OF COURSE the timing for my shoot came along when I was desperately in need of a bang trim, so I paid my main man Bill Angst a visit yesterday to get fixed up (Sienna-style).
And then I learned…
Lesson 2: Fix your colour, if it needs fixing.
If you dye your hair a lighter colour, you know all about how photos can bring out this insane level of darkness at the top of your crown, which makes it look like you’re putting blonde highlights in black hair or something. (AMIRITE?)
Then there’s the opposite problem of lighter hair (or greys) poking through darker hair. Neither problem is a good one to have—and Lordy, I just KNEW the first one applied to me yesterday. (Bill told me so as well.)
Thankfully, Jeff at Angst whipped out a tub of hair dye and proceeded to do the fastest balyage job in history, just painting a few strands at the top of my head. Cheaper than a full colour job and all I needed, really, to make my colour look great for the photos.
Lesson 3: When styling your hair, please don’t try anything new.
Now is not the time to experiment with curls, or what have you, if you don’t normally wear your hair that way. (This is why I don’t love my 2009 headshot—my hair’s super-curly and it just doesn’t look like me.)
So yes, get your hair blown out, but ask them to stick with your usual style.
Lesson 4: It wouldn’t hurt to whip out the Whitestrips.
And here’s where things started to go wrong for me, folks.
I totally forgot to do this—and although Photoshop works miracles these days, I think it’s always nicer to do less, not more retouching. So do what you can to whiten your teeth in the week or two leading up to your photo sesh!
Lesson 5: Wear more makeup than you think you need.
Considering I own enough makeup to open up my own Sephora, do you think I applied anywhere near enough on for my photo? Of course not. (Granted, I only had about 15 minutes to do face and wardrobe, which in retrospect, was sort of pushing it when you’re as vain as I am.)

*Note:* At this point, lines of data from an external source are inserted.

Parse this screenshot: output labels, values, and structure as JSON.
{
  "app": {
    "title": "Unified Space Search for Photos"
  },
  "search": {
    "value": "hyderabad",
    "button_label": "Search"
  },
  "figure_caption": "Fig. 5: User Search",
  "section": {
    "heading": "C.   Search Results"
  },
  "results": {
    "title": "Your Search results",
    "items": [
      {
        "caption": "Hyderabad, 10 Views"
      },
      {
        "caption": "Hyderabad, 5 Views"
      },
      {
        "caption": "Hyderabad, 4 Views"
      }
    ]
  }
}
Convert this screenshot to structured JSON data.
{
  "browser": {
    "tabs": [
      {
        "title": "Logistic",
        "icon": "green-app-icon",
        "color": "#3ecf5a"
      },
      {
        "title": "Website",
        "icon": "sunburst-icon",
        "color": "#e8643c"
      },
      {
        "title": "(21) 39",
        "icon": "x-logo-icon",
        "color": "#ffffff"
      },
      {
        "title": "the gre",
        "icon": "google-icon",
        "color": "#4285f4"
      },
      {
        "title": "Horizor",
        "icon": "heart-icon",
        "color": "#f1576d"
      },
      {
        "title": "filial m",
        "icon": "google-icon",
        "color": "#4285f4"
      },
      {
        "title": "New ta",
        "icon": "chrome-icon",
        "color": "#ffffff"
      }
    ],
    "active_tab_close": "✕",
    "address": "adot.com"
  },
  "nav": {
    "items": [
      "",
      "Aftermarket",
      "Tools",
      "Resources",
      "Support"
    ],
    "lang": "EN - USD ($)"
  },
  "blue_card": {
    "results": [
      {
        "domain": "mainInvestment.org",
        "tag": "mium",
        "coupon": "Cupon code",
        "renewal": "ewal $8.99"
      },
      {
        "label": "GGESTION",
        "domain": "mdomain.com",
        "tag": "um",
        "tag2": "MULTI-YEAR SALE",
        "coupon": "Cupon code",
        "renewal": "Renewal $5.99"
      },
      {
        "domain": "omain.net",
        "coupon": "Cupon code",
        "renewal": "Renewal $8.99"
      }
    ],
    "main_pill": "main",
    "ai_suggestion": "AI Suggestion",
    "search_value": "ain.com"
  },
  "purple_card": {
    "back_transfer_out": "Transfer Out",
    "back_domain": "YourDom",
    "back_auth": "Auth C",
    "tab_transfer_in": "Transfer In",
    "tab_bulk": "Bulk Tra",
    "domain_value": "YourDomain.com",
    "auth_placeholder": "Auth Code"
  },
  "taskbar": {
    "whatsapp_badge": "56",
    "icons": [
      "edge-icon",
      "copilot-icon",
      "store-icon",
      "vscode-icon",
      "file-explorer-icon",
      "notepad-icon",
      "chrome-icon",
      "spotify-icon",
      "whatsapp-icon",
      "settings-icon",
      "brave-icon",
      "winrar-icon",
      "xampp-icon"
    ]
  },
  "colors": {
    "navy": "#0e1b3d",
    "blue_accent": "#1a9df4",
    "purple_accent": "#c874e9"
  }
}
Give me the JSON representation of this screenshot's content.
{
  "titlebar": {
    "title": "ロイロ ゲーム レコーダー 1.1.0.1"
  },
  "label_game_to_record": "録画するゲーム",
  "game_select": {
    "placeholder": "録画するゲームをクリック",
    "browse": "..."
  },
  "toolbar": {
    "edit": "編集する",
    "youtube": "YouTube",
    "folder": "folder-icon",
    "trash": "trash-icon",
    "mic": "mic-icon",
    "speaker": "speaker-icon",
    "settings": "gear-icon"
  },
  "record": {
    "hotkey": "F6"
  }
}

Anyway! I would suggest dialing it WAY up on the eye makeup (it really won’t show up), and making sure you have a healthy glow with lots of blush and/or bronzer. Wear lipstick or gloss with a bit of colour in it too.
I neglected to pile it on, so I look woefully pale and pasty in my shots. Boo.
Lesson 6: Wear something you feel like a million bucks in.
I did not do this either, which is why I won’t be using any of the full-body shots we took yesterday. You can just TELL I’m not comfortable in what I’m wearing—so my advice is to make sure what you put on is consistent with the image you want to project. (My outfit was saying: I’ve gained a few EL-BEES this summer.)
Solid colours are best—and now would be a great time to refer to the Spring/Summer/Fall/Winter colour chart, which some people think is very ’80s but which I believe stands the test of time. I’m kicking myself for not wearing a bold red or blue (even though I rarely wear those colours in real life.)
Lesson 7: Make sure your photographer shoots you from above, not below.
This is because when your face is higher than the camera, it will appear fuller. I don’t need to tell you why this is a bad move (double-chins, anyone?).
In contrast, when the photographer is higher than you are (if you’re shooting on some steps, say), your chin is down and it does all sorts of lovely things like make your eyes stand out (as well as your boobs).
Lesson 8: Squint your eyes and tilt your hips.
I picked up these tricks last year from Look-A-Like photographer Richard Sibbald and they are simply AWESOME. The eye-squinty thing prevents that deer-in-headlights effect, and the hip-tilting will make you look skinny. (See? I promised I’d tell you how to look skinny.)
Watch the vid for the deets:
Lesson 9: In a pinch, hand cream works as hair gel.
The biggest reason my photo session was nearly a big fat FAIL was because it rained on us. Hard.
And then my $80 balyage ‘n blow-dry went down the tubes. I was all frizzy.
Luckily, I went all MacGyver and pulled out my hand lotion—if you rub a dime-sized amount together between your palms, you can use it to smooth out the frizzy bits. Wouldn’t do it on a normal day, but this was an emergency!
Do you like getting your photo taken? (I LOATHE it.)
What have been your worst photo fails?
Do you have a favourite one of yourself—and if so, how’d YOU score it? (My best ones usually involve alcohol.)